Sunday, October 6, 2013

Lay of the Land

As I mentioned last time, when we decided to rejuvenate our office improvement work, we wanted to address issues more broad than access to urology consultation.  Urology Associates QI 1.0 – focused on access - had many successes including pooled referrals, improved communication with referring physicians, and reducing unwarranted practice variation.  But, we didn’t sustain the process. 

While we’ve continued to pick away at smaller QI initiatives in our practice, we needed to get back to a formal QI process lead by a core team.  We did not want to fall off the wagon again.  Helping us on that path was the task we set for our new QI coach, Katherine Stevenson, principal of The Groundwork Strategy.  (Disclaimer: Katherine and I co-teach the Canadian Medical Association’s Physician Management Institute course “Prescribing Quality Improvement”.  Like I said in the last post, “Right under our noses…”)

While many of the broad strokes of the process Katherine has lead us through are similar to our initial Advanced Access work (e.g. form a core QI team with staff and physician members, regular meetings, document our work, communicate with the other stakeholders), I see many contrasts.  The Advanced Access project came with a preset goal: Improve access to urology care.  With our QI reboot, Katherine suggested that we look at our entire office system before deciding what was the most pressing need. 

This involved surveys and in-person interviews of every urologist and staff member.  We were asked about our impressions of how our system was working, what frustrated us and what we’d like to see improved.  This step had to be performed by someone from outside our office.  Aside from the time and expertise needed to conduct these interviews, it was apparent that uneven power dynamics between physicians (employers) and staff (employees) would make free discussion of at-work frustration difficult, if we tried to carry out the interviews on our own. 
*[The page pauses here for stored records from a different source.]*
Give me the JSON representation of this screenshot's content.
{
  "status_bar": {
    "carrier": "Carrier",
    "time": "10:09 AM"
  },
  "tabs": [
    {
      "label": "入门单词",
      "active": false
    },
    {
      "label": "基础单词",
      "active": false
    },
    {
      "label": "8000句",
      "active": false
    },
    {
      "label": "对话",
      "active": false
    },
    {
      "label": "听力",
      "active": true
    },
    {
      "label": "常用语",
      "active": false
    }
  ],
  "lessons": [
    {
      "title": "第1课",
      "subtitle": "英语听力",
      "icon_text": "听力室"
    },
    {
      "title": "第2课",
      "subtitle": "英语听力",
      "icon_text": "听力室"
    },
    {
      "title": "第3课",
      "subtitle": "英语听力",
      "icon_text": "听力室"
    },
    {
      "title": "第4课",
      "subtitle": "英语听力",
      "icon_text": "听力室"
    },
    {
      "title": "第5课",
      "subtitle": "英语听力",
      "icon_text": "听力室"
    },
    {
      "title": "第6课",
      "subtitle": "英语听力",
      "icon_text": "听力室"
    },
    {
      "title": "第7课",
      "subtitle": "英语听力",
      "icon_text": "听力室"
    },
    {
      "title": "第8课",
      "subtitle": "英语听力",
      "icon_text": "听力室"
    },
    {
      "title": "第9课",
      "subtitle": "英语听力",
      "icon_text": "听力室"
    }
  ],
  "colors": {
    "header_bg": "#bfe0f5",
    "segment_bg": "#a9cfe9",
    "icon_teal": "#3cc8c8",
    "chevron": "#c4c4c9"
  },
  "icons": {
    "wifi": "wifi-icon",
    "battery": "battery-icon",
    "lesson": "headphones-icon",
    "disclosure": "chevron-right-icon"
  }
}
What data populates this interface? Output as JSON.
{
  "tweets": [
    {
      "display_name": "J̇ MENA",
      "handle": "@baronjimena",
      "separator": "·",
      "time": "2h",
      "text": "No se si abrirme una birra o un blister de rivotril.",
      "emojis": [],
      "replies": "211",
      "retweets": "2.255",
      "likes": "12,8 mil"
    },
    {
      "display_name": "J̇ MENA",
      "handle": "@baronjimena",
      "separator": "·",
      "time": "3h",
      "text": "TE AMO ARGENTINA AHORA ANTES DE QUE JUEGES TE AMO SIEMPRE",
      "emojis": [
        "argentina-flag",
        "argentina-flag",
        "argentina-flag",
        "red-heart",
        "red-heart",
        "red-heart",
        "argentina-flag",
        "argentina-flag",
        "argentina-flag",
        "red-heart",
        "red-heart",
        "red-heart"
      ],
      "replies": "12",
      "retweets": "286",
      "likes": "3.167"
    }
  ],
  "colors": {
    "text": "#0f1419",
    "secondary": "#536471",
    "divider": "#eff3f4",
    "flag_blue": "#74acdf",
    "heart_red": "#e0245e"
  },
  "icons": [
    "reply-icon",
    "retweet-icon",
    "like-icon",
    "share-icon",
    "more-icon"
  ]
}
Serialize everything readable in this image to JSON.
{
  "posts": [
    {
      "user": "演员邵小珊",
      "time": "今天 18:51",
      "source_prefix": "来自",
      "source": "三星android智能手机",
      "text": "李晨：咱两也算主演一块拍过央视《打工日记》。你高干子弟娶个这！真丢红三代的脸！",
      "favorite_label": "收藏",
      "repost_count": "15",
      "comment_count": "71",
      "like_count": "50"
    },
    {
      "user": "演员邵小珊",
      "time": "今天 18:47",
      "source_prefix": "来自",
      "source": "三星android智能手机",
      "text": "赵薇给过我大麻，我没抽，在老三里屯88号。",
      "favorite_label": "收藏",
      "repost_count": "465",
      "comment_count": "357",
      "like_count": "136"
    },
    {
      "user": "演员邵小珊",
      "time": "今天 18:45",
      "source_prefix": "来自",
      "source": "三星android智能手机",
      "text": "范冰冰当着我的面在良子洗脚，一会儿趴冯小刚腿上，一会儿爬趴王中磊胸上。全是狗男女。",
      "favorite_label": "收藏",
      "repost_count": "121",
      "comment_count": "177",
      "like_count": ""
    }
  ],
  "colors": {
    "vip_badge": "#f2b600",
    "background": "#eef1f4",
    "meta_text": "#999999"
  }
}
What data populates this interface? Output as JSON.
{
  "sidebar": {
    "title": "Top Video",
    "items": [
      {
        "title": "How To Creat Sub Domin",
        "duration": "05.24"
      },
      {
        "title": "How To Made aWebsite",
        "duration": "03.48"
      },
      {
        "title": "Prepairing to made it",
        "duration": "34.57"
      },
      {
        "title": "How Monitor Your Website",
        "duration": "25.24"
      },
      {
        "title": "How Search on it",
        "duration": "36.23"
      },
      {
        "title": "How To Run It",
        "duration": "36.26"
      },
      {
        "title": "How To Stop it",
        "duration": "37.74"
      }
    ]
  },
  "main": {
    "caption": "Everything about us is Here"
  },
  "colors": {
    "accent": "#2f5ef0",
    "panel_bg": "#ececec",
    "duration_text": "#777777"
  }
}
Among the several common themes that Katherine extracted from the interviews, virtually everyone mentioned problems with office communication.  There was frustration and uncertainty around communication between staff and physicians, between staff and patients, and between physicians and patients.  Physicians weren’t sure which staff member was responsible for specific tasks (e.g. booking tests, arranging appointments, billing for procedures), and this lead to a lot of variation in how each of us would assign those tasks.  Staff felt that a lot of time was taken up by answering phone calls that could be dealt with by other means (e.g. office address or fax number, or appointment confirmations).  Physicians felt that staff could deal with many requests that were currently addressed by asking the physician to return the patient’s phone call (e.g. normal test results).

My observations about these discoveries:

-       Leaders shouldn’t presume that everyone in their organization shares their view of the most pressing issues in the workplace. 

-       Medical office staff and physicians don’t necessarily understand the challenges of each others’ work

-       Small, repetitive annoyances can weigh heavier on us than “big ticket items” like improved access to care

-       We had found common ground between staff and physicians.  Perhaps this was a topic that would get our QI work going with a quick win that would improve work life for everyone.

Before we could start with improvements in office communication though, we needed a robust process for our core improvement team.